▶ [Work required]:
Below are lines of data. Give the number of them that contain the string "value", and nothing else.

▶ [Exercise material]:
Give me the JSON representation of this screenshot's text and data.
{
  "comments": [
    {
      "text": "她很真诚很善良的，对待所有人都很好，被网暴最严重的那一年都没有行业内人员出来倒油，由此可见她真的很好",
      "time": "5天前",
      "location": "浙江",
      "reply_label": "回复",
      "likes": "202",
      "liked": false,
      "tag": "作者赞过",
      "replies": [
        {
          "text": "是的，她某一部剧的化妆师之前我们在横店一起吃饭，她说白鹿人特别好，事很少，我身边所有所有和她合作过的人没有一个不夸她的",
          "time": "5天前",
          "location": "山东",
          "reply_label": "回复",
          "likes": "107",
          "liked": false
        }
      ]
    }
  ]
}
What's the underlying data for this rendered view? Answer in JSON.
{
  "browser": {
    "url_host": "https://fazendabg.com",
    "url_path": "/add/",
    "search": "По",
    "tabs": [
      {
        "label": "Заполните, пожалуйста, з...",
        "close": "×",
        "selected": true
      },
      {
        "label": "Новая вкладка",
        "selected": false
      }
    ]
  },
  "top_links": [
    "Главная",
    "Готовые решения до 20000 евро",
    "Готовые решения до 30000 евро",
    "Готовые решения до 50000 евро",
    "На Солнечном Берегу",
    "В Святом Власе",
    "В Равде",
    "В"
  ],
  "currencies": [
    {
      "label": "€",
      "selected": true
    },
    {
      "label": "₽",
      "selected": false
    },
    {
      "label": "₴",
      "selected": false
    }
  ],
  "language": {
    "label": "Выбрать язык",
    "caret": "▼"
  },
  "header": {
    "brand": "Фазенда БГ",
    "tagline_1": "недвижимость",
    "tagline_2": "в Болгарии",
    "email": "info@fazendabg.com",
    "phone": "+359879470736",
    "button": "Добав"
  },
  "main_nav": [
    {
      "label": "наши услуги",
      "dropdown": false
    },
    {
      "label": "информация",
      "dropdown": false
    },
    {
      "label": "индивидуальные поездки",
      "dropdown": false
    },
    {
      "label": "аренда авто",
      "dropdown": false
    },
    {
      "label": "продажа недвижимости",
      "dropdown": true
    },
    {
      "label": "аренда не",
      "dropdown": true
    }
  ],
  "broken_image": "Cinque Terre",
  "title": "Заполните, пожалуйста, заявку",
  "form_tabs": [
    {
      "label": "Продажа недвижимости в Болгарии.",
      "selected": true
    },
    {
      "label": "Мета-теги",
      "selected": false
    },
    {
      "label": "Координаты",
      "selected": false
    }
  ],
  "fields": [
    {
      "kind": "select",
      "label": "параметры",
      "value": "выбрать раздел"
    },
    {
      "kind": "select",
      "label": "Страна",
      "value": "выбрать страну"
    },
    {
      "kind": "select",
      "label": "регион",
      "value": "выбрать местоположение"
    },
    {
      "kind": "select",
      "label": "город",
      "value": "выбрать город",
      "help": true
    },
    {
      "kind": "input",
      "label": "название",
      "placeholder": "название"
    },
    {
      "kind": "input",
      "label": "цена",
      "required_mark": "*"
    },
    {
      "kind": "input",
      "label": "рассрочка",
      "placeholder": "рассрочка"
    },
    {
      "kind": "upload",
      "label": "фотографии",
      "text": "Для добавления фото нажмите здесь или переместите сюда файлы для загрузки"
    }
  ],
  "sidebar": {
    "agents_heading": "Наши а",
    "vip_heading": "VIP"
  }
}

▶ [Result for this task]:
4